[Given information Boundary: Start]
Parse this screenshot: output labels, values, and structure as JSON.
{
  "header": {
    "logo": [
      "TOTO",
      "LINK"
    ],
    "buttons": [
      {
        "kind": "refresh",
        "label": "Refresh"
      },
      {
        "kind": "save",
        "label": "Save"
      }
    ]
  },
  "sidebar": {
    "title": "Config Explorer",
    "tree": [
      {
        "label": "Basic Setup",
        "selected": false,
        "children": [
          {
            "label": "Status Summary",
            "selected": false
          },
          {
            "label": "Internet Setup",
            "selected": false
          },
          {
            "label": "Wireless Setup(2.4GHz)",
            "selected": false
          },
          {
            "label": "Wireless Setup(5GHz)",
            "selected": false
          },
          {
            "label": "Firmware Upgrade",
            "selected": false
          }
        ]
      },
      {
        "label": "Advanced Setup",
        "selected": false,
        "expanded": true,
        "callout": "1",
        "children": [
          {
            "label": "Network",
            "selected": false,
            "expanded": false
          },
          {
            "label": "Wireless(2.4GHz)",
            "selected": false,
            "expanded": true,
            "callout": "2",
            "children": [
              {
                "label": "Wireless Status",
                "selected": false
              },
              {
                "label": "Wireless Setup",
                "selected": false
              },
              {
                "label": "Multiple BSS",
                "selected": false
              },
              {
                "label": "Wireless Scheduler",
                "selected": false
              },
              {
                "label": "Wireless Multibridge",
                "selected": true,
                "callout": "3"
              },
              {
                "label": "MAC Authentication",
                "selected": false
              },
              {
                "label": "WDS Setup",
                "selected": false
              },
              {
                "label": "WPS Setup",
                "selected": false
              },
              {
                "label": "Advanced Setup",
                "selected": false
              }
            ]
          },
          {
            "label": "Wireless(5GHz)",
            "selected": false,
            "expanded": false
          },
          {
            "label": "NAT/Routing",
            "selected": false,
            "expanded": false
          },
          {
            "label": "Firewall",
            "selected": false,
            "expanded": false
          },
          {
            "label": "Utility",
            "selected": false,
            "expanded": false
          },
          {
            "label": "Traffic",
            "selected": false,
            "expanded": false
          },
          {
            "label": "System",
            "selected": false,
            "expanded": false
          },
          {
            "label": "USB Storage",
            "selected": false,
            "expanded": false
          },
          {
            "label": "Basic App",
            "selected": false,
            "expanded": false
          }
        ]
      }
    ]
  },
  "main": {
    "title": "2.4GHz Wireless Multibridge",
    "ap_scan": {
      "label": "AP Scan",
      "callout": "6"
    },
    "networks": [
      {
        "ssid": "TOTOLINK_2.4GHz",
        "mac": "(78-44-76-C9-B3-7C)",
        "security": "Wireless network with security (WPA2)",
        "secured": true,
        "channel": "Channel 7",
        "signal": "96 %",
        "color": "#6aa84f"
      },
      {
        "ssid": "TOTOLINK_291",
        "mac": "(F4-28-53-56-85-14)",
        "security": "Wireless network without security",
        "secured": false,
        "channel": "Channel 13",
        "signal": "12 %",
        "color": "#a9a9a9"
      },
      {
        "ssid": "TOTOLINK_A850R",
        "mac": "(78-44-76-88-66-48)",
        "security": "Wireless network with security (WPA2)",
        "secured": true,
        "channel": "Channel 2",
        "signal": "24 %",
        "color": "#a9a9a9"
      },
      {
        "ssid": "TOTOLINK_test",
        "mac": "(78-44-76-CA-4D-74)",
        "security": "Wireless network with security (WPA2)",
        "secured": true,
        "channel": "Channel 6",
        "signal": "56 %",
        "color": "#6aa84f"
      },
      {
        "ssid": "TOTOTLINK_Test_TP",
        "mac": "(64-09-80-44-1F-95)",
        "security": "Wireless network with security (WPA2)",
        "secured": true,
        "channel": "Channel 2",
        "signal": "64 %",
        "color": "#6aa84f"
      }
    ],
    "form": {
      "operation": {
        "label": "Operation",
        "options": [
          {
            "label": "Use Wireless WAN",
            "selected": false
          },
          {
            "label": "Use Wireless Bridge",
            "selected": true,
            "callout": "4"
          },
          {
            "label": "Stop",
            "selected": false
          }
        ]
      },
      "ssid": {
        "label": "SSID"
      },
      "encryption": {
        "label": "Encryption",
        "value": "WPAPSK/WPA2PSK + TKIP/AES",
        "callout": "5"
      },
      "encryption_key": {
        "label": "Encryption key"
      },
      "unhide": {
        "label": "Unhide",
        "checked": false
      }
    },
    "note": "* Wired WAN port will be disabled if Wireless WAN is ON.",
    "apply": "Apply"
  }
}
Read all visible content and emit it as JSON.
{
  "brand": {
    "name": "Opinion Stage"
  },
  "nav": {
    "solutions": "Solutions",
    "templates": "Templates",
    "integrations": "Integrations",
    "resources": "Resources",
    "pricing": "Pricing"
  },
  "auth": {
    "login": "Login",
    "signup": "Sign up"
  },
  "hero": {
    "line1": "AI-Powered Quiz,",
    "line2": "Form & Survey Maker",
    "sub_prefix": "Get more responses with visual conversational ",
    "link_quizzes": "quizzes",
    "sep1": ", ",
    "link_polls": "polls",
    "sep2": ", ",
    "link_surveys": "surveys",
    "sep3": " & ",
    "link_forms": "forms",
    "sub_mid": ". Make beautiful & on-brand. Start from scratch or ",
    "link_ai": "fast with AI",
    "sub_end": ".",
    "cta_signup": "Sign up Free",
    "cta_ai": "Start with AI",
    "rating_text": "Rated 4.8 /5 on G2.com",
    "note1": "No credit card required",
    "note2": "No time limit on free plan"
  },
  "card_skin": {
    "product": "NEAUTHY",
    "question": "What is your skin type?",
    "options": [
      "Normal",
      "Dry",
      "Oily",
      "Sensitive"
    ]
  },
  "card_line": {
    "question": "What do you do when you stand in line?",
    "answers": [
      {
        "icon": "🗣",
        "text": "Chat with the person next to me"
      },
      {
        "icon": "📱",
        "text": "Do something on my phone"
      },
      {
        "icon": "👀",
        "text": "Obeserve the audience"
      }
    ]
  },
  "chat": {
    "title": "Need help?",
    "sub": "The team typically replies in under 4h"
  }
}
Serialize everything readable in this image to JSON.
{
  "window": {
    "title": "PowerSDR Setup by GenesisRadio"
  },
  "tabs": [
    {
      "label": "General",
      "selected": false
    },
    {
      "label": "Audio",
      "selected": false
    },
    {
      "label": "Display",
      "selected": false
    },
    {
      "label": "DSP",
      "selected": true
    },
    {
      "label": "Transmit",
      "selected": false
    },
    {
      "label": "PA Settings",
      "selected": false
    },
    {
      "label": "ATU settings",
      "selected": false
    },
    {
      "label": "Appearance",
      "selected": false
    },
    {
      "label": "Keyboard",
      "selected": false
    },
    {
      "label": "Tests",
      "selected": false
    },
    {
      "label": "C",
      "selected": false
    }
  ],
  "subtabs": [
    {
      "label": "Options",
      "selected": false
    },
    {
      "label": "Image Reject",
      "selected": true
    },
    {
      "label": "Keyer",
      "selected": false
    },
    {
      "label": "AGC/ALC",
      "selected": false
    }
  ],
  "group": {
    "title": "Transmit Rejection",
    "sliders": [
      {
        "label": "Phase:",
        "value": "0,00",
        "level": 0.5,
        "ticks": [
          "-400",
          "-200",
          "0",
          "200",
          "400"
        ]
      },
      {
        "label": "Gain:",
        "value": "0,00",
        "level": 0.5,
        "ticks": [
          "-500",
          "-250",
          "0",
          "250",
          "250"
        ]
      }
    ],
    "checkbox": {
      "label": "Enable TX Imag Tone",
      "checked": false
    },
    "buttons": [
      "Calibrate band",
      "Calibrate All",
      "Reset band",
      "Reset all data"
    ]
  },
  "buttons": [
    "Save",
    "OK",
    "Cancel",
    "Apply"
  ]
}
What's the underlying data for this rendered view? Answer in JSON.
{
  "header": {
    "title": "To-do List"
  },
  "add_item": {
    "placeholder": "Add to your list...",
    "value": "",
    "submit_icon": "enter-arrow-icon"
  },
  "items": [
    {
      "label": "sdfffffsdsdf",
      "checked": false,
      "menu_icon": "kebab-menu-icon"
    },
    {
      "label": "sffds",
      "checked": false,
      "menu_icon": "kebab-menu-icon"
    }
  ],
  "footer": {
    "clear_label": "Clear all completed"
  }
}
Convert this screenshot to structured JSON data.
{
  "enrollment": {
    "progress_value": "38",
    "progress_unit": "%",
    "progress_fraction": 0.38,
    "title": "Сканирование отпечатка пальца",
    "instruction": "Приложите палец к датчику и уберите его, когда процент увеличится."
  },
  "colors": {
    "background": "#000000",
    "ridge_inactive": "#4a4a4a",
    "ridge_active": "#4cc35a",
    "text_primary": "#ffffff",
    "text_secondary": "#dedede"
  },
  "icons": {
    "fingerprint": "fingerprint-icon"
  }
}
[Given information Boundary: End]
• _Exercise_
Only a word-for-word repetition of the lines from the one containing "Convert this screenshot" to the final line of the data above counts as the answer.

• _Your response_
Convert this screenshot to structured JSON data.
{
  "enrollment": {
    "progress_value": "38",
    "progress_unit": "%",
    "progress_fraction": 0.38,
    "title": "Сканирование отпечатка пальца",
    "instruction": "Приложите палец к датчику и уберите его, когда процент увеличится."
  },
  "colors": {
    "background": "#000000",
    "ridge_inactive": "#4a4a4a",
    "ridge_active": "#4cc35a",
    "text_primary": "#ffffff",
    "text_secondary": "#dedede"
  },
  "icons": {
    "fingerprint": "fingerprint-icon"
  }
}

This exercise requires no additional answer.